Duplicate groups of rainbow trout (Salmo gairdneri) (mean weight 11 g) were given for 40 weeks one of four partially purified diets that were either adequate or low in selenium or vitamin E or both. Weight gains of trout given the dually deficient diet were significantly lower than those of trout given a complete diet or a diet deficient in Se. No(More)
Atlantic salmon postsmolts were fed a control diet or one of 9 experimental diets containing various blends of two vegetable oils, linseed (LO) and rapeseed oil (RO), and fish oil (FO) in a triangular trial design, for 50 wk. After sampling, fish previously fed 100% FO, LO and RO were switched to a diet containing 100% FO for a further 20 wk. Fatty acid(More)
The desaturation and elongation of [1-(14)C]18:3n-3 was investigated in hepatocytes from different populations and three different species of salmonids indigenous to Scotland, brown trout, Atlantic salmon and Arctic charr. Two groups of fish were sampled, before and after they were fed two experimental diets, a control diet containing fish oil and a diet(More)

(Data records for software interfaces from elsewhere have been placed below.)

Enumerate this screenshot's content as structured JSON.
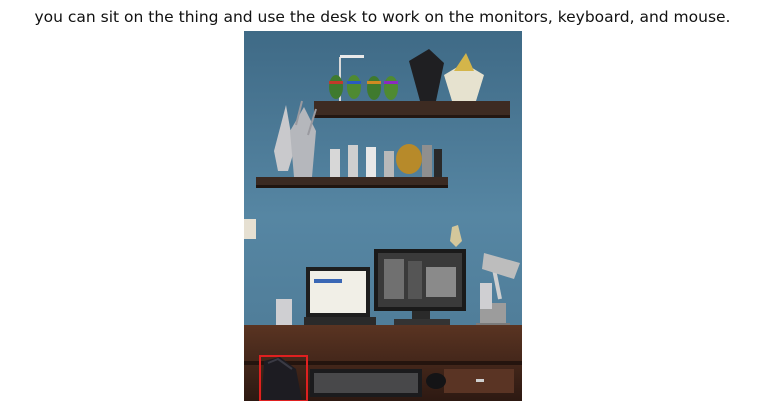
{
  "caption": "you can sit on the thing and use the desk to work on the monitors, keyboard, and mouse.",
  "photo": {
    "subjects": [
      "shelves-with-figurines",
      "desk",
      "laptop",
      "monitor",
      "keyboard",
      "mouse",
      "desk-lamp",
      "speakers",
      "chair"
    ],
    "highlight": {
      "target": "chair",
      "color": "#e02020"
    },
    "colors": {
      "wall": "#4f7c99",
      "desk": "#4a2a1c",
      "shelf": "#3d2b22"
    }
  }
}
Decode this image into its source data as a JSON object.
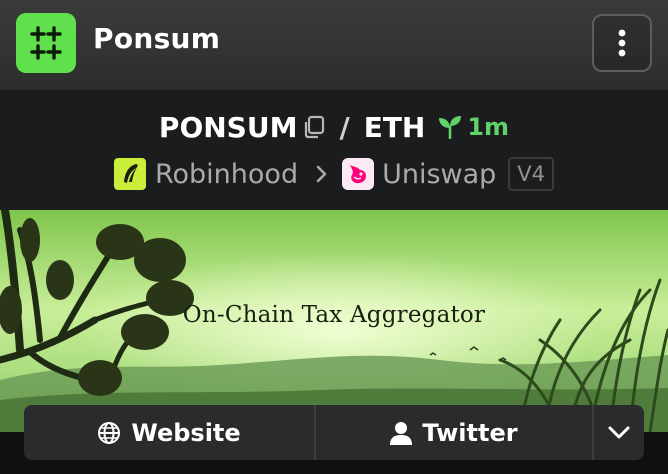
{
  "app": {
    "title": "Ponsum",
    "logo_icon": "grid-plus-icon",
    "logo_color": "#5fe04c"
  },
  "pair": {
    "base": "PONSUM",
    "separator": "/",
    "quote": "ETH",
    "age": "1m",
    "age_color": "#5fd36a"
  },
  "dex": {
    "chain": "Robinhood",
    "dex_name": "Uniswap",
    "version": "V4"
  },
  "banner": {
    "title": "On-Chain Tax Aggregator"
  },
  "links": {
    "website_label": "Website",
    "twitter_label": "Twitter"
  },
  "icons": {
    "copy": "copy-icon",
    "seedling": "seedling-icon",
    "menu": "more-vertical-icon",
    "globe": "globe-icon",
    "user": "user-icon",
    "chevron": "chevron-down-icon"
  }
}
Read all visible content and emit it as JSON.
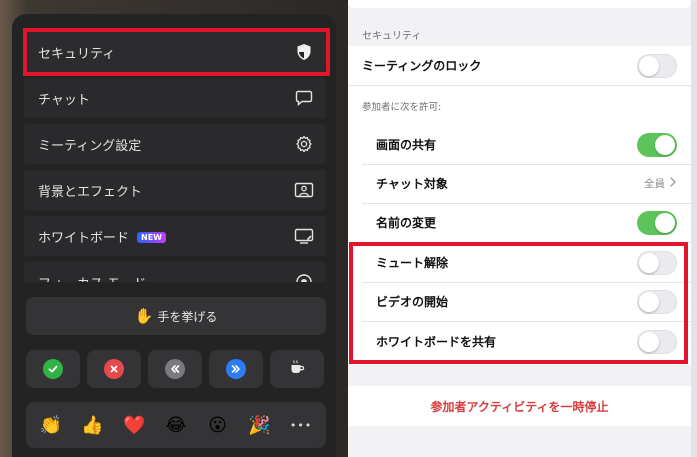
{
  "left_menu": {
    "items": [
      {
        "label": "セキュリティ",
        "icon": "shield-icon"
      },
      {
        "label": "チャット",
        "icon": "chat-bubble-icon"
      },
      {
        "label": "ミーティング設定",
        "icon": "gear-icon"
      },
      {
        "label": "背景とエフェクト",
        "icon": "portrait-frame-icon"
      },
      {
        "label": "ホワイトボード",
        "badge": "NEW",
        "icon": "whiteboard-icon"
      },
      {
        "label": "フォーカス モード",
        "icon": "focus-target-icon"
      }
    ],
    "raise_hand": {
      "emoji": "✋",
      "label": "手を挙げる"
    },
    "reactions": [
      {
        "icon": "yes-check-icon",
        "color": "#2fb344"
      },
      {
        "icon": "no-x-icon",
        "color": "#e5484d"
      },
      {
        "icon": "slower-rewind-icon",
        "color": "#7a7a80"
      },
      {
        "icon": "faster-forward-icon",
        "color": "#2d7cf6"
      },
      {
        "icon": "coffee-cup-icon",
        "color": "#e8e8e8"
      }
    ],
    "emojis": [
      "👏",
      "👍",
      "❤️",
      "😂",
      "😮",
      "🎉"
    ],
    "more_label": "•••"
  },
  "right_panel": {
    "section_header": "セキュリティ",
    "lock_meeting": {
      "label": "ミーティングのロック",
      "on": false
    },
    "allow_header": "参加者に次を許可:",
    "permissions": [
      {
        "label": "画面の共有",
        "type": "toggle",
        "on": true
      },
      {
        "label": "チャット対象",
        "type": "link",
        "value": "全員"
      },
      {
        "label": "名前の変更",
        "type": "toggle",
        "on": true
      },
      {
        "label": "ミュート解除",
        "type": "toggle",
        "on": false
      },
      {
        "label": "ビデオの開始",
        "type": "toggle",
        "on": false
      },
      {
        "label": "ホワイトボードを共有",
        "type": "toggle",
        "on": false
      }
    ],
    "pause_activity": "参加者アクティビティを一時停止"
  },
  "colors": {
    "highlight": "#e1162c",
    "toggle_on": "#5cc45a",
    "danger_text": "#d93c3c"
  }
}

The production of prostaglandins E and F of the 1-, 2- and 3-series was determined in primary cultures of turbot (Scophthalmus maximus) brain astroglial cells after supplementation with 25 microM dihomo-gamma-linolenic (20:3(n-6)), arachidonic (20:4(n-6)) and eicosapentaenoic (20:5(n-3)) acids. Supplementation by 20:3(n-6), 20:4(n-6) and 20:5(n-3) for 4(More)